Blackbaud Data Breach Impacts Almost 1 Million

There is a growing number of healthcare providers that are confirmed to have experienced a data breach as a result of the Blackbaud ransomware attack. Four more healthcare providers sent breach notification reports in the last few days.

Northwestern Memorial HealthCare reported yesterday that the personal data of 55,983 people were impacted and compromised. Currently, the breach portal of the Department of Health and Human Services’ Office for Civil Rights indicates that the incident has impacted 179,189 MultiCare Health System donors and prospective donors, 52,500 Spectrum Health Lakeland Foundation donors, and 22,718 Richard J. Caron Foundation donors.

Some foundations that confirmed having been affected by the Blackbaud data breach earlier this month include:

  • Northern Light Health Foundation where 657,392 donors’ information was compromised
  • Catholic Health and its foundations
  • Children’s Hospital of Pittsburgh Foundation
  • University of Detroit Mercy

It is still unknown how many healthcare institutions were affected by the breach. It is also not known how many people in total were affected by the breach, however, the total is quickly nearing 1 million.

Blackbaud is among the biggest companies providing health care providers, educational institutions, and other non-profits with fundraising database and support services around the world. The company keeps data for over 25,000 non-profit groups.

The ransomware attack happened on or some time May 14, 2020; but the attackers initially obtained access to Blackbaud’s systems a few months earlier in February 2020. Blackbaud performed security measures to restrict the impact of file encryption and secured the attack on May 20, 2020. Before the ransomware deployment, the attackers had exfiltrated a part of data stored in Blackbaud’s self-hosted environment, which include the platform employed by a lot of healthcare companies for engagement and raising funds.

Healthcare organizations around the world, including 30 of the 32 biggest non-profit hospitals, use Blackbaud’s cloud services. The company stated that the breach did not have an effect on its public cloud environment nor on the greater part of its self-hosted environment.

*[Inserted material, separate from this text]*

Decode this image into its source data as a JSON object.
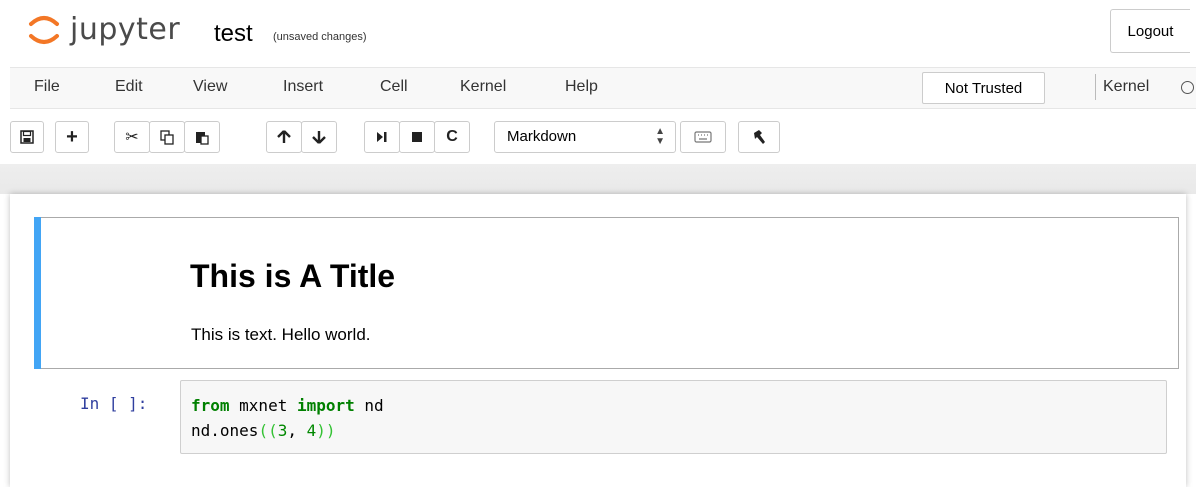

Mostly, the breach affected only the names of donors, people who joined fundraising events before, and community members having associations with the affected healthcare companies.

Aside from the names, the compromised information included demographic data like addresses, birth dates, phone numbers, and email addresses. In a number of cases, the donation dates, amounts of donation and other donor profile data were also compromised. For most of the affected healthcare providers, the breach did not result in the compromise of highly sensitive data like bank account data, credit card details, and Social Security numbers.

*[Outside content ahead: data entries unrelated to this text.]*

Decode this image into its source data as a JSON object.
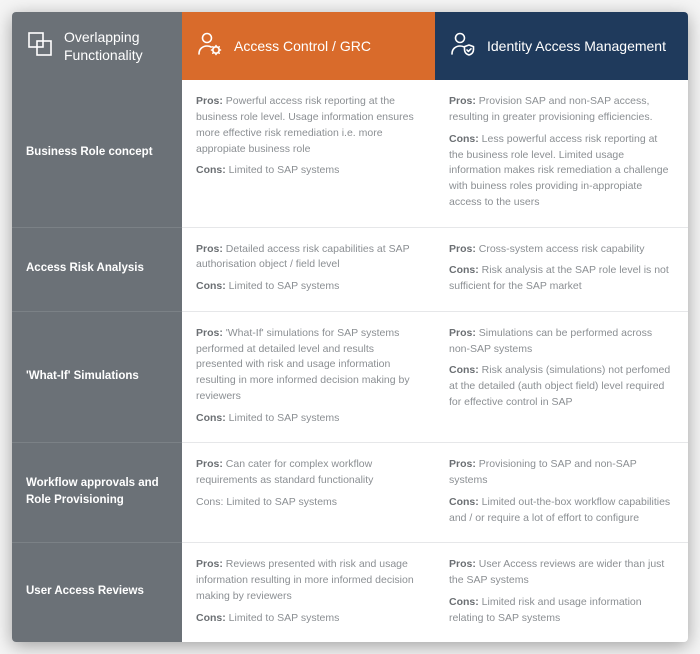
{
  "headers": {
    "col1": "Overlapping Functionality",
    "col2": "Access Control / GRC",
    "col3": "Identity Access Management"
  },
  "labels": {
    "pros": "Pros:",
    "cons": "Cons:"
  },
  "rows": [
    {
      "title": "Business Role concept",
      "grc_pros": "Powerful access risk reporting at the business role level. Usage information ensures more effective risk remediation i.e. more appropiate business role",
      "grc_cons": "Limited to SAP systems",
      "iam_pros": "Provision SAP and non-SAP access, resulting in greater provisioning efficiencies.",
      "iam_cons": "Less powerful access risk reporting at the business role level. Limited usage information makes risk remediation a challenge with buiness roles providing in-appropiate access to the users"
    },
    {
      "title": "Access Risk Analysis",
      "grc_pros": "Detailed access risk capabilities at SAP authorisation object / field level",
      "grc_cons": "Limited to SAP systems",
      "iam_pros": "Cross-system access risk capability",
      "iam_cons": "Risk analysis at the SAP role level is not sufficient for the SAP market"
    },
    {
      "title": "'What-If' Simulations",
      "grc_pros": "'What-If' simulations for SAP systems performed at detailed level and results presented with risk and usage information resulting in more informed decision making by reviewers",
      "grc_cons": "Limited to SAP systems",
      "iam_pros": "Simulations can be performed across non-SAP systems",
      "iam_cons": "Risk analysis (simulations) not perfomed at the detailed (auth object field) level required for effective control in SAP"
    },
    {
      "title": "Workflow approvals and Role Provisioning",
      "grc_pros": "Can cater for complex workflow requirements as standard functionality",
      "grc_cons": "Cons: Limited to SAP systems",
      "grc_cons_nolabel": true,
      "iam_pros": "Provisioning to SAP and non-SAP systems",
      "iam_cons": "Limited out-the-box workflow capabilities and / or require a lot of effort to configure"
    },
    {
      "title": "User Access Reviews",
      "grc_pros": "Reviews presented with risk and usage information resulting in more informed decision making by reviewers",
      "grc_cons": "Limited to SAP systems",
      "iam_pros": "User Access reviews are wider than just the SAP systems",
      "iam_cons": "Limited risk and usage information relating to SAP systems"
    }
  ]
}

Blackbaud released a statement regarding the payment of the ransom demand so as to get the data decryption keys and to avert the malicious use of any stolen data.

According to Blackbaud’s investigation of the incident, with the help of a third party agency and law enforcement, there is no reason for concern that data will be misused and disseminated by cybercriminals or disclosed to the public. Blackbaud apologized for the incident and will continue to give the needed help and support to customers to get around this cybercrime event.

About Christine Garcia 1299 Articles
Christine Garcia is the staff writer on Calculated HIPAA. Christine has several years experience in writing about healthcare sector issues with a focus on the compliance and cybersecurity issues. Christine has developed in-depth knowledge of HIPAA regulations. You can contact Christine at [email protected]. You can follow Christine on Twitter at